Watch our Learning Center webinar

How we keep improving 

The HEI Schools design concept is the result of a dynamic, ongoing process. We are always improving based on the latest research in early childhood education and feedback from parents and teachers. For example, we have modified our furniture designs to be more user-friendly for young children, and we encourage schools to use their local wood supplies to build classroom furniture. We collect feedback from teachers about how children move in the learning space, and their input propels our designs forward. 

The result? Happy children, teachers and parents! Children who have a tendency to be more excitable display calmer attitudes in the HEI Schools learning spaces, and our teachers find the spaces to be relaxing, beautiful environments to work in every day. Parents are also very happy with the spaces. One satisfied parent at HEI Schools Emerald in Australia commented:

HEI parent with child

I love the vibe of the center, that it’s very calm without a lot of chaos.

HEI Schools Emerald parent, Australia

Our design can also be your best marketing tool! Read a case study about how one of our Learning Centers in Australia transformed the reputation of a poor-performing early education center into a popular kindergarten with the help of the HEI Schools brand and design!

Read the Case Study!
 

Take a virtual tour of a Learning Center

Our Learning Center in Bangkok, Thailand, is set to open by the end of 2021, and our partners created beautiful renderings of their future space. Take a virtual tour around their Learning Center in the following video to see what it's like!

 

If you are interested in opening an early education center, HEI Schools can give you a competitive edge in your local market. Learn more about how you can franchise our design and concept with a HEI Schools Learning Center in our 20-minute webinar recording.

Watch our Learning Center webinar

Citations

[1] Higgins, A.T., & Turnure, J.E. (1984). Distractibility and concentration of attention in children’s development. Child Development.

[2] Fisher A., Godwin K., Seltman H. (2014). Visual Environment, Attention Allocation, and Learning in Young Children: When Too Much of a Good Thing May Be Bad. Psychological Science.

[3] Barrett, Zhang, Moffat, and Kobbacy (2013). A holistic, multi-level analysis identifying the impact of classroom design on pupils’ learning. Building & Environment.

[4] Manlove, Frank, Vernon-Feagans (2001). Why Should We Care About Noise in Classrooms and Child Care Settings?. Child and Youth Care Forum.

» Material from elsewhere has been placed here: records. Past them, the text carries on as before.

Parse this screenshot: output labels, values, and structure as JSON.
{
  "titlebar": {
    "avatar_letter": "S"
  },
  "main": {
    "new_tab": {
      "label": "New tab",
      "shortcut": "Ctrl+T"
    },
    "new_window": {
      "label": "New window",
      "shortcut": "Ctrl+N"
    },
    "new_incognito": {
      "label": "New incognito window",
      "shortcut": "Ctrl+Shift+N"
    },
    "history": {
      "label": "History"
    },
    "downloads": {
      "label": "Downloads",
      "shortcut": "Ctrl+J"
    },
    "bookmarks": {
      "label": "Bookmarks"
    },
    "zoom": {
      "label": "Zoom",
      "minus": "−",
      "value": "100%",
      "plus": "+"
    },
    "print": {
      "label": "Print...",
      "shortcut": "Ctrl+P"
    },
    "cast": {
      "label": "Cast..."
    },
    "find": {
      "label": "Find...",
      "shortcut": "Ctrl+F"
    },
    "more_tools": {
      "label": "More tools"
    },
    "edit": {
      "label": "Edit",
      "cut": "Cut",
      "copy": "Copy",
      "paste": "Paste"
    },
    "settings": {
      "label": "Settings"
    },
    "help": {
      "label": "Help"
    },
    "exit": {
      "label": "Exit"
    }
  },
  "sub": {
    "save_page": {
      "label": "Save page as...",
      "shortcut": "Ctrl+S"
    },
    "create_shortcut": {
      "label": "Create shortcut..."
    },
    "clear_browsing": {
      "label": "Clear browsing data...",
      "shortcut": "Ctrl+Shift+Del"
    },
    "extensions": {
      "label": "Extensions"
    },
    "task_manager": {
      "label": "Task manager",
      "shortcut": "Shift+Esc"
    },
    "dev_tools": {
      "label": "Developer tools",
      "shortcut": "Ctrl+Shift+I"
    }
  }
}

[5] Tomalskia, Marczuka, Pisulab, Malinowskaa, Kawab, Niedźwieckaa (2017). Chaotic home environment is associated with reduced infant processing speed under high task demands. Infant Behavior and Development.

[6] Ryan, Browning, Clancy, Andrews, Kallianpurkar (2014). Biophilic Design Patterns: Emerging Nature-Based Parameters for Health and Well-Being in the Built Environment. International Journal of Architectural Research.

[7] An, Colarelli, O'Brien, Boyajian (2016). Why We Need More Nature at Work: Effects of Natural Elements and Sunlight on Employee Mental Health and Work Attitudes.  PLoS ONE.